16 PORTUGUESE LITERARY & CULTURAL STUDIES 19/20 arrives too late. Therefore in my works there are no exclusive meanings or definitive conclusions: there are only material symbols of fantastic illusions, the truncated rationality that is ours. You must abandon yourselves to its apparent carelessness, to its suspensions, to the long ellipses, to the shadowy comings and goings of the waves that, little by little, will carry you to an encounter with fatal darkness, indispensable to the rebirth and renovation of the spirit. It is necessary that our trust in common values dissolve page by page, that our deceptive interior cohesion gradually lose the meaning that it does not possess and yet that we gave it, in order that another order be born from that shock, perhaps bitter but inevitable. I would like the novels in bookstores, rather than being placed beside one another, to be kept apart and in a hermetic box, so as not to infect other narratives or unprepared readers: it costs dearly to seek a lie and find a truth. Walk through my pages as in a dream, because it is in that dream, in its clarity and in its shadows that you will go about finding the meanings of the novel, in an intensity that corresponds to your instincts of clarity and to the shadows of your prehistory. And, once the voyage is over and the book is closed, convalesce. I demand that the reader have a voice among the voices of the novel or poem, or vision, or whatever name you feel like giving it in order to be able to have a place among the demons and the angels of the Earth. Any other approach to what I write is a reading, not an initiation to the wilderness where the visitor will have his flesh consumed in solitude and in happiness. It is not complicated if you accept the work as this illness I referred to above: you will see that you return from yourselves loaded with treasures. Some, almost all, of the misunderstandings in relation to what I do derive from the fact that what I write is approached in the way we are taught to approach any narrative. And the surprise comes from the realization that there is no narrative in the usual sense of the term, but only long concentric circles that contract and apparently suffocate us.

And they suffocate us apparently so that we can breathe better. Abandon your clothing of civilized creatures, full of restrictions, and allow yourselves to listen to the voice of the body. Notice how the figures that populate what I say are not described and almost do not possess distinctness: because they are yourselves. I said some time ago that the ideal book would be that in which all of the pages were mirrors: they reflect me and they reflect the reader, until neither of us knows which of the two we are. I seek that each one be both and that we return from those mirrors like someone returning from the cavern of what used to be. It is the only salvation that I know and, even if I knew

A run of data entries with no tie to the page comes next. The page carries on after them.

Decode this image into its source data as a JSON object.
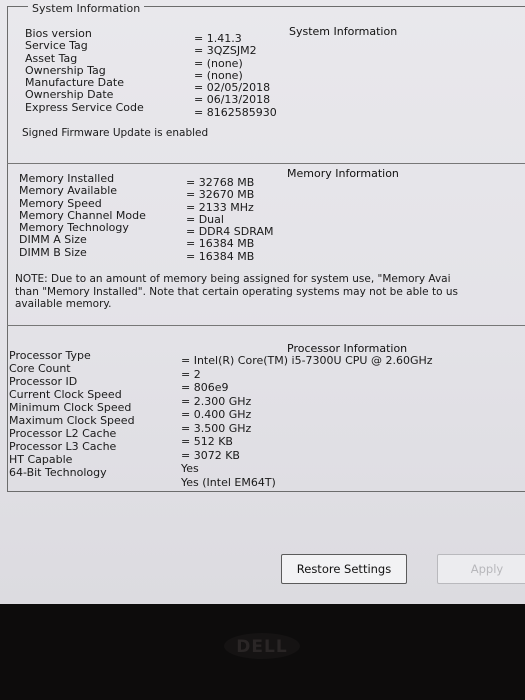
{
  "window": {
    "group_title": "System Information"
  },
  "system": {
    "header": "System Information",
    "labels": [
      "Bios version",
      "Service Tag",
      "Asset Tag",
      "Ownership Tag",
      "Manufacture Date",
      "Ownership Date",
      "Express Service Code"
    ],
    "values": [
      "= 1.41.3",
      "= 3QZSJM2",
      "= (none)",
      "= (none)",
      "= 02/05/2018",
      "= 06/13/2018",
      "= 8162585930"
    ],
    "firmware_note": "Signed Firmware Update is enabled"
  },
  "memory": {
    "header": "Memory Information",
    "labels": [
      "Memory Installed",
      "Memory Available",
      "Memory Speed",
      "Memory Channel Mode",
      "Memory Technology",
      "DIMM A Size",
      "DIMM B Size"
    ],
    "values": [
      "= 32768 MB",
      "= 32670 MB",
      "= 2133 MHz",
      "= Dual",
      "= DDR4 SDRAM",
      "= 16384 MB",
      "= 16384 MB"
    ],
    "note_lines": [
      "NOTE: Due to an amount of memory being assigned for system use, \"Memory Avai",
      "than \"Memory Installed\". Note that certain operating systems may not be able to us",
      "available memory."
    ]
  },
  "processor": {
    "header": "Processor Information",
    "labels": [
      "Processor Type",
      "Core Count",
      "Processor ID",
      "Current Clock Speed",
      "Minimum Clock Speed",
      "Maximum Clock Speed",
      "Processor L2 Cache",
      "Processor L3 Cache",
      "HT Capable",
      "64-Bit Technology"
    ],
    "values": [
      "= Intel(R) Core(TM) i5-7300U CPU @ 2.60GHz",
      "= 2",
      "= 806e9",
      "= 2.300 GHz",
      "= 0.400 GHz",
      "= 3.500 GHz",
      "= 512 KB",
      "= 3072 KB",
      "Yes",
      "Yes (Intel EM64T)"
    ]
  },
  "buttons": {
    "restore": "Restore Settings",
    "apply": "Apply"
  },
  "bezel": {
    "logo_icon": "dell-logo-icon"
  }
}
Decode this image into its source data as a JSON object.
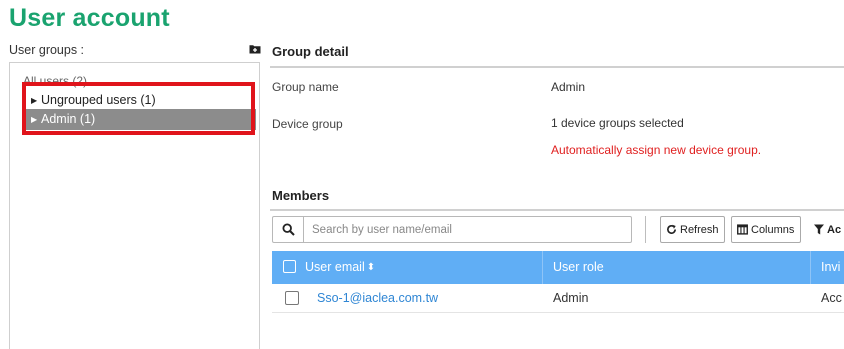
{
  "page": {
    "title": "User account"
  },
  "groups": {
    "header": "User groups :",
    "add_icon": "folder-plus-icon",
    "root_label": "All users (2)",
    "items": [
      {
        "label": "Ungrouped users (1)",
        "selected": false
      },
      {
        "label": "Admin (1)",
        "selected": true
      }
    ]
  },
  "detail": {
    "header": "Group detail",
    "group_name_label": "Group name",
    "group_name_value": "Admin",
    "device_group_label": "Device group",
    "device_group_value": "1 device groups selected",
    "auto_assign_text": "Automatically assign new device group."
  },
  "members": {
    "header": "Members",
    "search_icon": "search-icon",
    "search_placeholder": "Search by user name/email",
    "refresh_label": "Refresh",
    "columns_label": "Columns",
    "filter_label": "Ac",
    "columns": [
      "User email",
      "User role",
      "Invi"
    ],
    "rows": [
      {
        "email": "Sso-1@iaclea.com.tw",
        "role": "Admin",
        "status": "Acc"
      }
    ]
  },
  "colors": {
    "title": "#1aa36f",
    "table_header": "#60aef5",
    "selected_group": "#8c8c8c",
    "highlight": "#e0141b",
    "alert_text": "#e02020",
    "link": "#2f86d4"
  }
}
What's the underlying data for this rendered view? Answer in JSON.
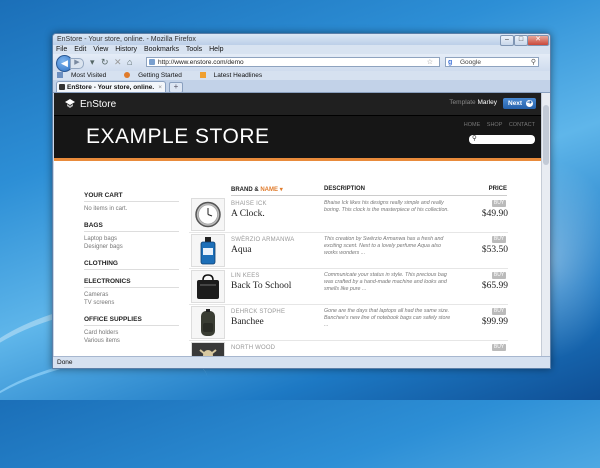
{
  "browser": {
    "title": "EnStore - Your store, online. - Mozilla Firefox",
    "menu": [
      "File",
      "Edit",
      "View",
      "History",
      "Bookmarks",
      "Tools",
      "Help"
    ],
    "url": "http://www.enstore.com/demo",
    "search_engine": "Google",
    "bookmarks": [
      "Most Visited",
      "Getting Started",
      "Latest Headlines"
    ],
    "tab_title": "EnStore - Your store, online.",
    "status": "Done"
  },
  "store": {
    "logo": "EnStore",
    "template_label": "Template",
    "template_name": "Marley",
    "next_label": "Next",
    "hero_title": "EXAMPLE STORE",
    "nav": [
      "HOME",
      "SHOP",
      "CONTACT"
    ]
  },
  "sidebar": {
    "cart_title": "YOUR CART",
    "cart_empty": "No items in cart.",
    "sections": [
      {
        "title": "BAGS",
        "items": [
          "Laptop bags",
          "Designer bags"
        ]
      },
      {
        "title": "CLOTHING",
        "items": []
      },
      {
        "title": "ELECTRONICS",
        "items": [
          "Cameras",
          "TV screens"
        ]
      },
      {
        "title": "OFFICE SUPPLIES",
        "items": [
          "Card holders",
          "Various items"
        ]
      }
    ]
  },
  "products_header": {
    "brand": "BRAND &",
    "name": "NAME",
    "description": "DESCRIPTION",
    "price": "PRICE"
  },
  "buy_label": "BUY",
  "products": [
    {
      "brand": "BHAISE ICK",
      "name": "A Clock.",
      "desc": "Bhaise Ick likes his designs really simple and really boring. This clock is the masterpiece of his collection.",
      "price": "$49.90",
      "icon": "clock-icon"
    },
    {
      "brand": "SWËRZIO ARMANWA",
      "name": "Aqua",
      "desc": "This creation by Swërzio Armanwa has a fresh and exciting scent. Next to a lovely perfume Aqua also works wonders ...",
      "price": "$53.50",
      "icon": "perfume-icon"
    },
    {
      "brand": "LIN KEES",
      "name": "Back To School",
      "desc": "Communicate your status in style. This precious bag was crafted by a hand-made machine and looks and smells like pure ...",
      "price": "$65.99",
      "icon": "bag-icon"
    },
    {
      "brand": "DEHRCK STOPHE",
      "name": "Banchee",
      "desc": "Gone are the days that laptops all had the same size. Banchee's new line of notebook bags can safely store ...",
      "price": "$99.99",
      "icon": "backpack-icon"
    },
    {
      "brand": "NORTH WOOD",
      "name": "",
      "desc": "",
      "price": "",
      "icon": "figure-icon"
    }
  ]
}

FACTS AND FICTIONS OF ANTÓNIO LOBO ANTUNES others, it is the only one that interests me. Now would be the time for me to be clear regarding what I think about the art of writing a novel, I who in general respond to the questions of journalists with an amused levity because they seem superfluous to me: as soon as we know the answers, all questions become unimportant. And please, relinquish the faculty of judgment: as soon as one understands, judgment ends, and we still ourselves, astonished, before the luminous simplicity of everything. Because my novels are much simpler than they appear: they are, as novels in general, the experience of cannibalism through continual hunger, and the struggle against incalculable but practical adventures. The problem is that they lack what is essential: the intense dignity of a whole creature. Faulkner, whom I no longer like as much as I used to, claimed to have discovered that writing is a very beautiful thing: it makes men walk upon their hind feet and project an enormous shadow. I ask that you recognize this shadow, understand that it belongs to you and, beyond understanding that it belongs to you, that it is what may, in the best of cases, give meaning to your life.


This text was originally published by


(January 3, 2002). URL:

Valéria M. Souza

is a PhD candidate in Luso-Afro-Brazilian Studies and Theory at the

University of Massachusetts Dartmouth. E-mail: [email protected]